All forms of private capital have both benefits and costs. These are discussed below from a recipient country’s perspective.
• Foreign direct investment (FDI)
FDI can induce improvements at the firm level (productivity gains; technology transfer and diffusion; new management processes; and skills training) and at the macro level (a lifeline in the face of fiscal constraints; a boost to economic growth; and stronger trade integration, backward and forward linkages, and value-added export activity). Moreover, compared with FPI investors, FDI investors have access to more information about their investments, which allows them to manage their investments more effectively.
The ability of a recipient country to benefit from FDI is heavily dependent on its ‘absorptive capacity’ – as reflected in its human capital, financial market efficiency, institutional rigour and fairness, social stability and political progressiveness. Conflict, for example, is the death knell of absorptive capacity because it permeates all segments of society. Furthermore, FDI may have insignificant or even negative effects if it is not strongly linked to the recipient country’s domestic economy, such as investment in extractive industries (oil, gas, minerals) that are geared almost exclusively for export. Other downsides to FDI are when foreign-owned firms ‘outcompete’ local firms, prompting job losses, or contribute (sometimes with the tacit approval of the government) to environmental degradation in a country.
• Foreign portfolio investment (FPI)
FPI investors help to close the savings/investment gap in recipient countries, bringing welcome foreign exchange, alleviating current account deficits, and keeping the corporate sector on its toes when it comes to financial accounting and reporting. Given its highly liquid nature, FPI is popular with pension funds and asset managers. It can also be used for infrastructural and other development projects as an alternative to bank financing.
On a negative note, FPI investors are susceptible to short-termism, which makes them fickle and interested only in short-term gains. Consequently, they can disinvest with little warning, upsetting the market and companies’ fortunes in the process. Excessive FPI outflows could even have a corrosive effect on a country’s balance of payments if these are not offset by strong FDI inflows. A great rush of incoming FPI, in turn, could lead to the strengthening of the local currency and therefore less competitive exports.
• Foreign bank lending
The benefits of increased foreign bank lending in a recipient country include greater efficiency (due to heightened competition and economies of scale), more advanced technology, and (sometimes) a more trusted brand and more choice for customers.

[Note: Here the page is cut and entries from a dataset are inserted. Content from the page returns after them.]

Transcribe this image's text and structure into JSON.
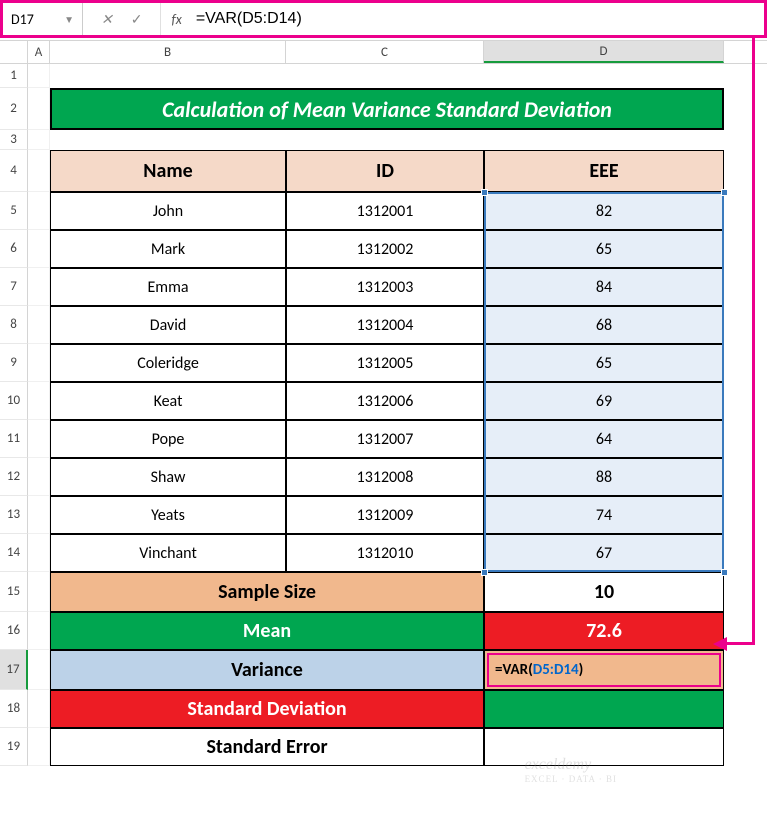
{
  "name_box": "D17",
  "formula_text": "=VAR(D5:D14)",
  "fx_label": "fx",
  "columns": [
    "A",
    "B",
    "C",
    "D"
  ],
  "row_numbers": [
    "1",
    "2",
    "3",
    "4",
    "5",
    "6",
    "7",
    "8",
    "9",
    "10",
    "11",
    "12",
    "13",
    "14",
    "15",
    "16",
    "17",
    "18",
    "19"
  ],
  "title": "Calculation of Mean Variance Standard Deviation",
  "headers": {
    "name": "Name",
    "id": "ID",
    "eee": "EEE"
  },
  "rows": [
    {
      "name": "John",
      "id": "1312001",
      "eee": "82"
    },
    {
      "name": "Mark",
      "id": "1312002",
      "eee": "65"
    },
    {
      "name": "Emma",
      "id": "1312003",
      "eee": "84"
    },
    {
      "name": "David",
      "id": "1312004",
      "eee": "68"
    },
    {
      "name": "Coleridge",
      "id": "1312005",
      "eee": "65"
    },
    {
      "name": "Keat",
      "id": "1312006",
      "eee": "69"
    },
    {
      "name": "Pope",
      "id": "1312007",
      "eee": "64"
    },
    {
      "name": "Shaw",
      "id": "1312008",
      "eee": "88"
    },
    {
      "name": "Yeats",
      "id": "1312009",
      "eee": "74"
    },
    {
      "name": "Vinchant",
      "id": "1312010",
      "eee": "67"
    }
  ],
  "summary": {
    "sample_size_label": "Sample Size",
    "sample_size_value": "10",
    "mean_label": "Mean",
    "mean_value": "72.6",
    "variance_label": "Variance",
    "variance_prefix": "=VAR(",
    "variance_ref": "D5:D14",
    "variance_suffix": ")",
    "sd_label": "Standard Deviation",
    "se_label": "Standard Error"
  },
  "watermark": {
    "main": "exceldemy",
    "sub": "EXCEL · DATA · BI"
  }
}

However, critics of foreign bank lending say that foreign banks tend to cherry-pick the best (mainly large) customers and eschew smaller, more opaque firms which are a dominant feature of African society. This detracts from countries’ efforts to tackle developmental shortcomings. In addition, as foreign capital is more mobile than domestic capital, foreign banks could decide to reduce their liquidity and curtail lending if they are confronted by adverse conditions that call for restraint.
Private capital has an important role to play in Africa’s economic development and business optimisation efforts and should be actively pursued. However, it is all too easy to mobilise capital inflows without giving sufficient thought to what types of capital are appropriate for different circumstances and whether the investment will ultimately benefit a large number of people or only a few.
- Find the original chapter here: Agbloyor, E., Yawson, A. & Opperman, P. (2020). Private capital flows and economic growth. In B. Y. Abor, C. K. D. Adjasi & R. Lensink (Eds.), Contemporary Issues in Development Finance. London: Routledge.
- Dr Pieter Opperman lectures on the MBA and Development Finance programmes at USB. He is also Manager: Teaching and Learning at the business school.